*WORK ORDER*:
Examine the data line by line and report how many lines include the word "random", with no additional output.

◇ ◇ ◇ ◇

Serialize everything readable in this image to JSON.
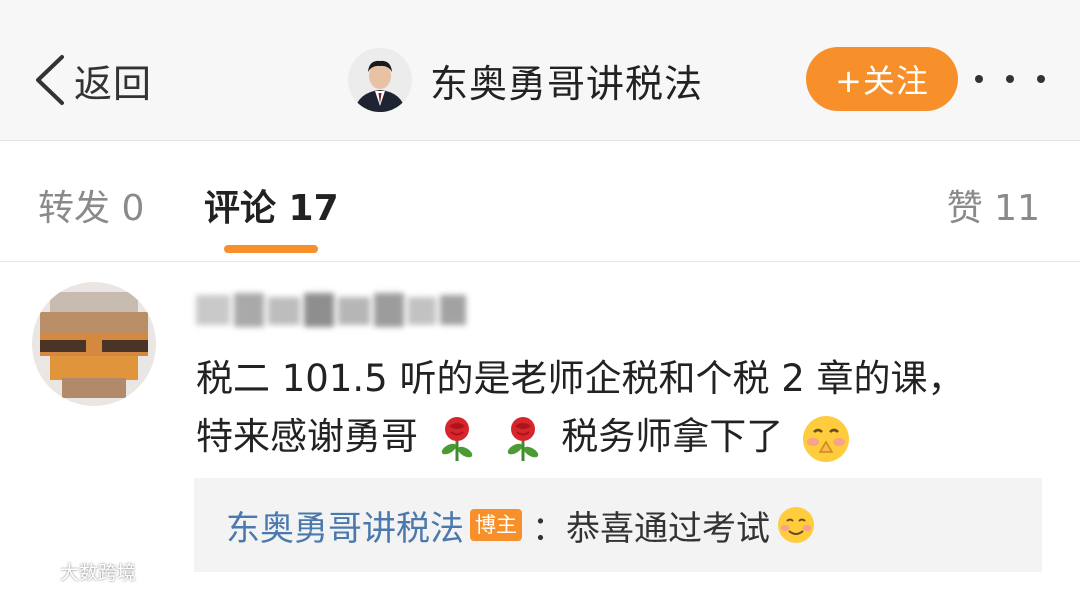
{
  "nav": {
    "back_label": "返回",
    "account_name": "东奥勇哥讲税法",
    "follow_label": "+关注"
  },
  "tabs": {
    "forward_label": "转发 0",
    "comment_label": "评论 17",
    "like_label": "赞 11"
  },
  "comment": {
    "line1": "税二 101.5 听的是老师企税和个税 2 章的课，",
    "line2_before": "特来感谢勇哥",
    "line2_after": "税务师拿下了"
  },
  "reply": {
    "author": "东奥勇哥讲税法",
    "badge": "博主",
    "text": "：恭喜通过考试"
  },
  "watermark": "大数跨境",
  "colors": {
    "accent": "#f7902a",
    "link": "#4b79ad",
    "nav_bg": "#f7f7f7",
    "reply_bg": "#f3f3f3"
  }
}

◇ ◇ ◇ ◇

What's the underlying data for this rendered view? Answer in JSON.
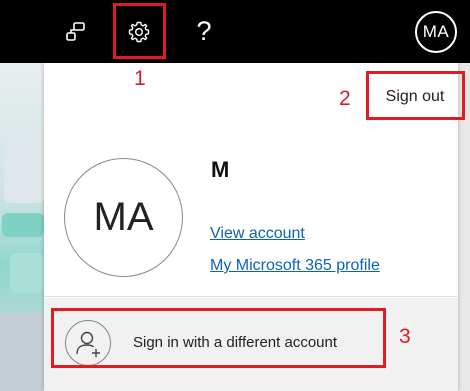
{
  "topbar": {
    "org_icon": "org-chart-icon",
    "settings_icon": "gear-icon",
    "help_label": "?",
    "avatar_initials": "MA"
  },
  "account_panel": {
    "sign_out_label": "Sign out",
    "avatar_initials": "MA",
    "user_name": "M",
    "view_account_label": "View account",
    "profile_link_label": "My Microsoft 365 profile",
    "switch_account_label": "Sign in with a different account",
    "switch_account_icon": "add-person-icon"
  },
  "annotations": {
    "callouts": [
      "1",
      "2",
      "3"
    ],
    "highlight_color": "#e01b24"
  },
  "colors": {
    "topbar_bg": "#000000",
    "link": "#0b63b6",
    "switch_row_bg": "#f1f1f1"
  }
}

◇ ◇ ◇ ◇

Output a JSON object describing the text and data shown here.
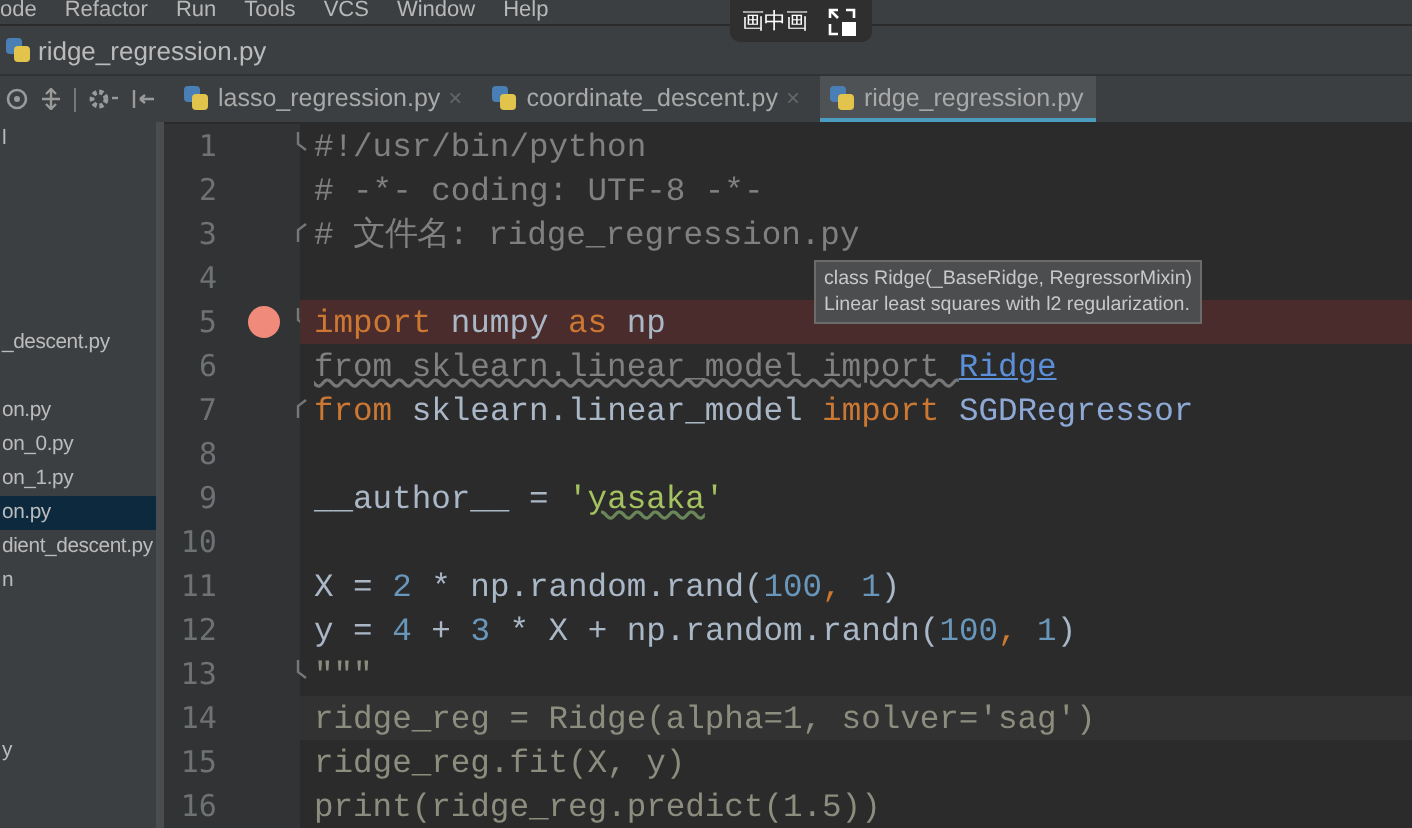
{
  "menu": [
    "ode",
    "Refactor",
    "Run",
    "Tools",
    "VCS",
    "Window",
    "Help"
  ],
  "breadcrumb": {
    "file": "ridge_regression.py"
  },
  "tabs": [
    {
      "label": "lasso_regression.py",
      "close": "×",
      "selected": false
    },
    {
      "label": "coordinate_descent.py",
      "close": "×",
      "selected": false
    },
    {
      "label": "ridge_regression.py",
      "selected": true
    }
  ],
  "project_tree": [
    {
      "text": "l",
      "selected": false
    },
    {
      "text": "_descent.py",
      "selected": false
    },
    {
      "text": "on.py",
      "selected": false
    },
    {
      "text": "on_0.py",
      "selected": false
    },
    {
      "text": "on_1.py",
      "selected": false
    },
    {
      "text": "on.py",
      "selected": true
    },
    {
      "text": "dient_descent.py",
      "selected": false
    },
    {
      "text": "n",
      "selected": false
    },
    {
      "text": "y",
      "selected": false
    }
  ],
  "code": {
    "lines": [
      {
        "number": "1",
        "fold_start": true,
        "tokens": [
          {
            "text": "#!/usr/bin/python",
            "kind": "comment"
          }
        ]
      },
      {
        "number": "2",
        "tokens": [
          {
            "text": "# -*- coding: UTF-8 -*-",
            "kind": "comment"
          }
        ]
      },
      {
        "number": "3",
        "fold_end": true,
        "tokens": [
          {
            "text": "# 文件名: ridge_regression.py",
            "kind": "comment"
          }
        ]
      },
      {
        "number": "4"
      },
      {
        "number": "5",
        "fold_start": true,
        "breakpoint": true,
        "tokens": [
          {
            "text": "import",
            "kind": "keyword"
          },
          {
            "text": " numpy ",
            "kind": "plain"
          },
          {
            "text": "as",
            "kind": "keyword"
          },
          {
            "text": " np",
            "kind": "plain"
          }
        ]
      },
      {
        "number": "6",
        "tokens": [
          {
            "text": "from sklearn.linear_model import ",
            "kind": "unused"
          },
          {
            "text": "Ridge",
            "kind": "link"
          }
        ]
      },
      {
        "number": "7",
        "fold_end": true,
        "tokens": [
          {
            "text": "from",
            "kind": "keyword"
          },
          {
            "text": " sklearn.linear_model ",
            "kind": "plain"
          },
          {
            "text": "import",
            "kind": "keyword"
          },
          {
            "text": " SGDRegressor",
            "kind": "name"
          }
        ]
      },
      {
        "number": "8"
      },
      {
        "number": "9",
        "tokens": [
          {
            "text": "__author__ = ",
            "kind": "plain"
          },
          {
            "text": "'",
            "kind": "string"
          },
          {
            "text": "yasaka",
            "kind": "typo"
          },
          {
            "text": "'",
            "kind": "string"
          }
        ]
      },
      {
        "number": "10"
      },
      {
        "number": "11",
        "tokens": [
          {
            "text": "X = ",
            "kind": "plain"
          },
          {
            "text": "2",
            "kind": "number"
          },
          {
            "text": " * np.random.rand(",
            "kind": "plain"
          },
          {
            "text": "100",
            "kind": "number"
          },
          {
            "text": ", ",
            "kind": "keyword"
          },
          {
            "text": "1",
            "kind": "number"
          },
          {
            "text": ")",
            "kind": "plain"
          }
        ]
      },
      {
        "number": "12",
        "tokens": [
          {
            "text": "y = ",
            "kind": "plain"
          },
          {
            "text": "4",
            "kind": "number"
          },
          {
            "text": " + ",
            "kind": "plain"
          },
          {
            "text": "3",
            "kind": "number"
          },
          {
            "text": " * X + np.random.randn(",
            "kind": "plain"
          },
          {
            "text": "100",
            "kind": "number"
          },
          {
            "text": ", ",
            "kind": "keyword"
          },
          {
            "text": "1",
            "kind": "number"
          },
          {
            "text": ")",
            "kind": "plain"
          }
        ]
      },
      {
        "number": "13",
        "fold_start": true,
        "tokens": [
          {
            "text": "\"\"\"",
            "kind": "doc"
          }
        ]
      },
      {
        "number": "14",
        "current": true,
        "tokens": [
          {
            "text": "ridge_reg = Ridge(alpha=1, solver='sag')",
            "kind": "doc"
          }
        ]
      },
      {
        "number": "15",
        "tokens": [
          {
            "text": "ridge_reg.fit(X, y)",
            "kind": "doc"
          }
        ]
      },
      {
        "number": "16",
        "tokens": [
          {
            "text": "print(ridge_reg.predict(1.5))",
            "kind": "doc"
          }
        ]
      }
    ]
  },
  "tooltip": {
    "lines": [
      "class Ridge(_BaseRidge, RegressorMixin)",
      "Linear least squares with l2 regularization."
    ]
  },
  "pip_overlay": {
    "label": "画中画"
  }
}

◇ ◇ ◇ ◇

*RESPONSE AREA*:
2